Instructions to follow: Find the word "React" in the data below and copy each line that holds it.

########################################

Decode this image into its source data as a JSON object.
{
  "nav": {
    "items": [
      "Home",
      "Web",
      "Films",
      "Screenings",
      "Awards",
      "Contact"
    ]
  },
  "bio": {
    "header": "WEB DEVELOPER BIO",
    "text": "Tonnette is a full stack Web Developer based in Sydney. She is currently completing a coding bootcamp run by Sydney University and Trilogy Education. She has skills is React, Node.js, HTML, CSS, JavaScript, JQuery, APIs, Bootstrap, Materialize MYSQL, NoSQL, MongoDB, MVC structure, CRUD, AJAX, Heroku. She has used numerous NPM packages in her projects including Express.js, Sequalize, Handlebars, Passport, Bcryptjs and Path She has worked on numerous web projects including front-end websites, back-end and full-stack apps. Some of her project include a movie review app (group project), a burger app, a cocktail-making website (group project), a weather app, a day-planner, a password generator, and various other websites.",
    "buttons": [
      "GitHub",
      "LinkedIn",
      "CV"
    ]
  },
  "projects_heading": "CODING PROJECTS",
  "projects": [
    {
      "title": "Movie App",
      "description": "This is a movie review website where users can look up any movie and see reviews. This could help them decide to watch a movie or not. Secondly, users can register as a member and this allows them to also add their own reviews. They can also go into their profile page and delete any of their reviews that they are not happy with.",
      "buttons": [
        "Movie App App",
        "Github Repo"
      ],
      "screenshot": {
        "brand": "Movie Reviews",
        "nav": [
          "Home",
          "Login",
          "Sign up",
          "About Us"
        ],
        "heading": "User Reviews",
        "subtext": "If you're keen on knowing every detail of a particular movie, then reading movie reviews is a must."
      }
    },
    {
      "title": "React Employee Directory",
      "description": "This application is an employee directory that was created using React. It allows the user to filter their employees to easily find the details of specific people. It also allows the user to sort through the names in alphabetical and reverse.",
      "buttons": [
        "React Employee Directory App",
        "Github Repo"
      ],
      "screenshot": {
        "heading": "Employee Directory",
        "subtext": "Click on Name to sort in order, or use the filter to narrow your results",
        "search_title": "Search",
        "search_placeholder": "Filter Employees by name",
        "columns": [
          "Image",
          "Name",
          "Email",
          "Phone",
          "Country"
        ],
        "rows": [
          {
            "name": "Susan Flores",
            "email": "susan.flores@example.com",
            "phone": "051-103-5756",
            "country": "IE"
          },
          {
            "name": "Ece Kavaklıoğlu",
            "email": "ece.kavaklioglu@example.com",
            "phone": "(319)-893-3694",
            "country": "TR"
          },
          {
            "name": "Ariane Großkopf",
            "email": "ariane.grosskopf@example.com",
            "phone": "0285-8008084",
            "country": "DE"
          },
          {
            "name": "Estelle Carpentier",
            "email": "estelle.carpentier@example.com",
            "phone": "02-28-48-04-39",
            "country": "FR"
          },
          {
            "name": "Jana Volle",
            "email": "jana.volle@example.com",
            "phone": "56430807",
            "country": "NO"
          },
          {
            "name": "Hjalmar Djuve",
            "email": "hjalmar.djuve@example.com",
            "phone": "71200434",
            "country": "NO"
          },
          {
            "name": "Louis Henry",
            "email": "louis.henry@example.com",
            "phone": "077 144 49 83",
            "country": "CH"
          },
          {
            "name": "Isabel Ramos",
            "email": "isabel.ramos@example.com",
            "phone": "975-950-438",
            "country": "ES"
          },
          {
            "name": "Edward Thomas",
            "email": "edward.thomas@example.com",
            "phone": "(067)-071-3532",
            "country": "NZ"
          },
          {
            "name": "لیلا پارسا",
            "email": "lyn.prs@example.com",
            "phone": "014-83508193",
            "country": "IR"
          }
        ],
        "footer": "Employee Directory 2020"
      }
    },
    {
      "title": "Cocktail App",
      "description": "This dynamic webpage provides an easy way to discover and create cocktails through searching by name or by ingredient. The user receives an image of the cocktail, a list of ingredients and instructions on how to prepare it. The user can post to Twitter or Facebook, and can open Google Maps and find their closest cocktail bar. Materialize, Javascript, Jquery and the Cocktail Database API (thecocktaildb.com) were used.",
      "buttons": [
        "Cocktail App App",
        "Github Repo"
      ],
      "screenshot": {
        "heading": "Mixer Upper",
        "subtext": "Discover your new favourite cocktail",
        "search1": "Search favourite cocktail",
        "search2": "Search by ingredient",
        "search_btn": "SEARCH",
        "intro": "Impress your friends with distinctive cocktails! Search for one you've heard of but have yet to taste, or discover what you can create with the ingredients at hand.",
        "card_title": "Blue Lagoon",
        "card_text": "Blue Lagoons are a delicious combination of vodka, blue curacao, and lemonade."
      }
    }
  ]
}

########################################

Exercise response:
    "text": "Tonnette is a full stack Web Developer based in Sydney. She is currently completing a coding bootcamp run by Sydney University and Trilogy Education. She has skills is React, Node.js, HTML, CSS, JavaScript, JQuery, APIs, Bootstrap, Materialize MYSQL, NoSQL, MongoDB, MVC structure, CRUD, AJAX, Heroku. She has used numerous NPM packages in her projects including Express.js, Sequalize, Handlebars, Passport, Bcryptjs and Path She has worked on numerous web projects including front-end websites, back-end and full-stack apps. Some of her project include a movie review app (group project), a burger app, a cocktail-making website (group project), a weather app, a day-planner, a password generator, and various other websites.",
      "title": "React Employee Directory",
      "description": "This application is an employee directory that was created using React. It allows the user to filter their employees to easily find the details of specific people. It also allows the user to sort through the names in alphabetical and reverse.",
        "React Employee Directory App",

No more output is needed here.